Policies and procedures are usually included in the staff handbook. They help to fulfil the employer’s obligation to ensure that all employees know what is expected of them.
Some policies and procedures are required by law, including:
- Health and safety (if you have 5 or more employees)
- Whistleblowing (in some instances)
There are also strong legal reasons to have policies on anti-bribery, equal opportunities including anti-bullying and harassment and data protection. These are important as employers are vicariously responsible for the actions of their workforce. Being able to demonstrate that you have communicated what is expected of them, will help prevent inappropriate behaviour and, in the worst case scenario, help defend a grievance or employment claim.
Data protection related policies in respect of employees, workers, contractors and job applicants are needed to communicate how their data is collected and processed, how it is stored and how long it is kept for. Documents required include a privacy notice, data retention policy and a candidate privacy notice.
Apart from communicating what is expected from the workforce, the employee handbook can be used to explain statutory rights such as the right to request flexible working, time off to care for a dependent or what happens when there is a family change such as a birth or adoption or a family member becomes ill or disabled and needs to be cared for.

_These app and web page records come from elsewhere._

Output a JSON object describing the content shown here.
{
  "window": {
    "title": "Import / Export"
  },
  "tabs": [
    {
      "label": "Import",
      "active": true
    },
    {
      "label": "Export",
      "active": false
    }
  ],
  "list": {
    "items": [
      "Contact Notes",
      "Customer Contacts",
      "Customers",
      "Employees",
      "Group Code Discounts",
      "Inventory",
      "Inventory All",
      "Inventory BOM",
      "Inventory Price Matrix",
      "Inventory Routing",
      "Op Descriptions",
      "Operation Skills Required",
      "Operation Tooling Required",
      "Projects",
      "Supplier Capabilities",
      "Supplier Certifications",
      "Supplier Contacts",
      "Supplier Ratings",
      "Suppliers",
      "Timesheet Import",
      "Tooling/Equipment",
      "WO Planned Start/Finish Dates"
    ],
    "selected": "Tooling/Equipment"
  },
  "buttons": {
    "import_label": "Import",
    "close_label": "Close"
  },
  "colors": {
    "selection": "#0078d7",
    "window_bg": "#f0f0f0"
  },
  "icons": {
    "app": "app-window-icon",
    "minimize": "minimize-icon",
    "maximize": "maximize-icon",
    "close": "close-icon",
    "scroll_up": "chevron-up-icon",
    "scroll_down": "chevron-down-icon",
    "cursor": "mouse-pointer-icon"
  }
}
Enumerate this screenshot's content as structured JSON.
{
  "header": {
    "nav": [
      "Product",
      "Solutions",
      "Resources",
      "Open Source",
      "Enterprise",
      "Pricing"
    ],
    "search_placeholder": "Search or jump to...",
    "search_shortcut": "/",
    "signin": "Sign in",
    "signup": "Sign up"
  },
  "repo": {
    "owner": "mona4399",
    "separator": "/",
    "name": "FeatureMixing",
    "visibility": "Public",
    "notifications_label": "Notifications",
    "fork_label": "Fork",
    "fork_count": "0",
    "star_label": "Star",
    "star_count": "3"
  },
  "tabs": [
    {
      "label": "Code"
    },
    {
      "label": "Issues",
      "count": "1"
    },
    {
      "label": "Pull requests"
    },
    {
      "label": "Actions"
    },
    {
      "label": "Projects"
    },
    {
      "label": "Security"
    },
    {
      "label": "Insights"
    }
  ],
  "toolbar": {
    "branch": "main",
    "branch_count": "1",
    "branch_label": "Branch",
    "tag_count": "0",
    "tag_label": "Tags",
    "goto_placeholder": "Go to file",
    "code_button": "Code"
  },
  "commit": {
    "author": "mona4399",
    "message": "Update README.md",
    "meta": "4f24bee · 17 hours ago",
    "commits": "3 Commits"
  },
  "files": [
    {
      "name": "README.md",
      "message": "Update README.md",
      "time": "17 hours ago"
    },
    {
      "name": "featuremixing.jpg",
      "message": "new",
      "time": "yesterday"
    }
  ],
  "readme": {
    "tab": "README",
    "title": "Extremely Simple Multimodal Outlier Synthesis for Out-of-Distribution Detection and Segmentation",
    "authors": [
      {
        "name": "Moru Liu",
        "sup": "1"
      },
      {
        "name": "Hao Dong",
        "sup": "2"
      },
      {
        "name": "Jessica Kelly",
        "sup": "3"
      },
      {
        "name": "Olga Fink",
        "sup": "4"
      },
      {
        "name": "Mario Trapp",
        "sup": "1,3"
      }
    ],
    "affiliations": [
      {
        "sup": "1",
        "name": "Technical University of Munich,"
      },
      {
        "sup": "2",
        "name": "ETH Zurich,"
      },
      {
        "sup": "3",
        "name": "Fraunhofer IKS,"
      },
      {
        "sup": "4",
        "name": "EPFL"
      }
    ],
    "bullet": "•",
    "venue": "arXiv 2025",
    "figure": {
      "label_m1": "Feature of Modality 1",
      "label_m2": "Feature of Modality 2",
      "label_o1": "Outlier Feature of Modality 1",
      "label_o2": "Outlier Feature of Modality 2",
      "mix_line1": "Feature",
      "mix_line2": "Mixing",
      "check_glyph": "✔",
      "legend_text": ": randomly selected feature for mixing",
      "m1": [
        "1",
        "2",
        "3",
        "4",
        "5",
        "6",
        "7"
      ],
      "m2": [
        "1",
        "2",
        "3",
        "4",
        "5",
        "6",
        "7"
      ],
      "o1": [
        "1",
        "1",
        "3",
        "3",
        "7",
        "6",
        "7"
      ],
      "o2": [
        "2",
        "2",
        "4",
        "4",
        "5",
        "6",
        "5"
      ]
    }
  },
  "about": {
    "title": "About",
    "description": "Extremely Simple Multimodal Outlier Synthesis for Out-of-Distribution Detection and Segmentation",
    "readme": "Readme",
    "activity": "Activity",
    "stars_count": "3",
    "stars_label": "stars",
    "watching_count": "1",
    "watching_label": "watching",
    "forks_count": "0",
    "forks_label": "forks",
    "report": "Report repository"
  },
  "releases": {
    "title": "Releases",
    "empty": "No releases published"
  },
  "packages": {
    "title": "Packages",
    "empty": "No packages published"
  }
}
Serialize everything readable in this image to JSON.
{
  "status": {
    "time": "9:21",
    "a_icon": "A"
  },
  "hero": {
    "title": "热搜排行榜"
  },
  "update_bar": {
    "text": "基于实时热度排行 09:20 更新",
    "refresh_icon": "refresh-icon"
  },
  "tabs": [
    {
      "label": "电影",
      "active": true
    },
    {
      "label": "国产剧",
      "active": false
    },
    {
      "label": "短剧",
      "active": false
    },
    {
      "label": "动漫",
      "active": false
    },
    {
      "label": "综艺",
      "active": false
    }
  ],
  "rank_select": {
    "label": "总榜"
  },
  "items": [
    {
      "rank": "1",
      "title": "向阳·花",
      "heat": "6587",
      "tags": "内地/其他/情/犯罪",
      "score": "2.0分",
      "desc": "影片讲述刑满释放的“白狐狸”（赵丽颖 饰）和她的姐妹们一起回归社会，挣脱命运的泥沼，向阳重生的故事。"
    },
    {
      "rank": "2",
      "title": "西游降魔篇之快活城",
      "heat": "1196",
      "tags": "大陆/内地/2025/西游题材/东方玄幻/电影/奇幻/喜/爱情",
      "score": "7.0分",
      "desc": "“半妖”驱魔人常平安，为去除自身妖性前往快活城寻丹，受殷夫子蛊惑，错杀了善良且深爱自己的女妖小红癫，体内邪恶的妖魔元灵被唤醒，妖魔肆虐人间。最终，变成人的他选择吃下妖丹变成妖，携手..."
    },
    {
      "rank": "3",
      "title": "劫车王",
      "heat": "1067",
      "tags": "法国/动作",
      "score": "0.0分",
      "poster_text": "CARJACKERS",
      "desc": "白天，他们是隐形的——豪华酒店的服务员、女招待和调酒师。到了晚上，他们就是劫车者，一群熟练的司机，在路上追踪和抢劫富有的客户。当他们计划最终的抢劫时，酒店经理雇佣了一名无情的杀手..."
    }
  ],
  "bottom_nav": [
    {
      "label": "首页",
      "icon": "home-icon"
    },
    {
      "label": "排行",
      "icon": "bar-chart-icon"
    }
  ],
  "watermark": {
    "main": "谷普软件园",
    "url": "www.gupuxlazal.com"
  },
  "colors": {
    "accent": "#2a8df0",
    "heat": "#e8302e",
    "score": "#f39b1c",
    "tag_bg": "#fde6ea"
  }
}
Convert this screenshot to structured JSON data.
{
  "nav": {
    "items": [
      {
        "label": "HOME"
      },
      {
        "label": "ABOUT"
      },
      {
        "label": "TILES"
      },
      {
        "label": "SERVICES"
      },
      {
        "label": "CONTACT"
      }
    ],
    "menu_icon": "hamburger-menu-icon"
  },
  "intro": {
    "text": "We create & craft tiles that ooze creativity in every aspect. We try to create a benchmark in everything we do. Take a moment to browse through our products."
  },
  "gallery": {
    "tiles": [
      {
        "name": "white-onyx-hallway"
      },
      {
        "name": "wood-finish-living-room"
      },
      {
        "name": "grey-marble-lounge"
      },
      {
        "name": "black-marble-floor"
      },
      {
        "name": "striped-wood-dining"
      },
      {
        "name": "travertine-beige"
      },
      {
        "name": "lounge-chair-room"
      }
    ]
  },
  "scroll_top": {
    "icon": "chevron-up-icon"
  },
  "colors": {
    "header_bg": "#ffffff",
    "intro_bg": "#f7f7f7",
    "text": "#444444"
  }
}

In addition to the health and safety policy it is beneficial to have written policies on how sickness absence is handled and how the business looks after the mental wellbeing of it’s workforce. They will also need to know how annual leave is handled.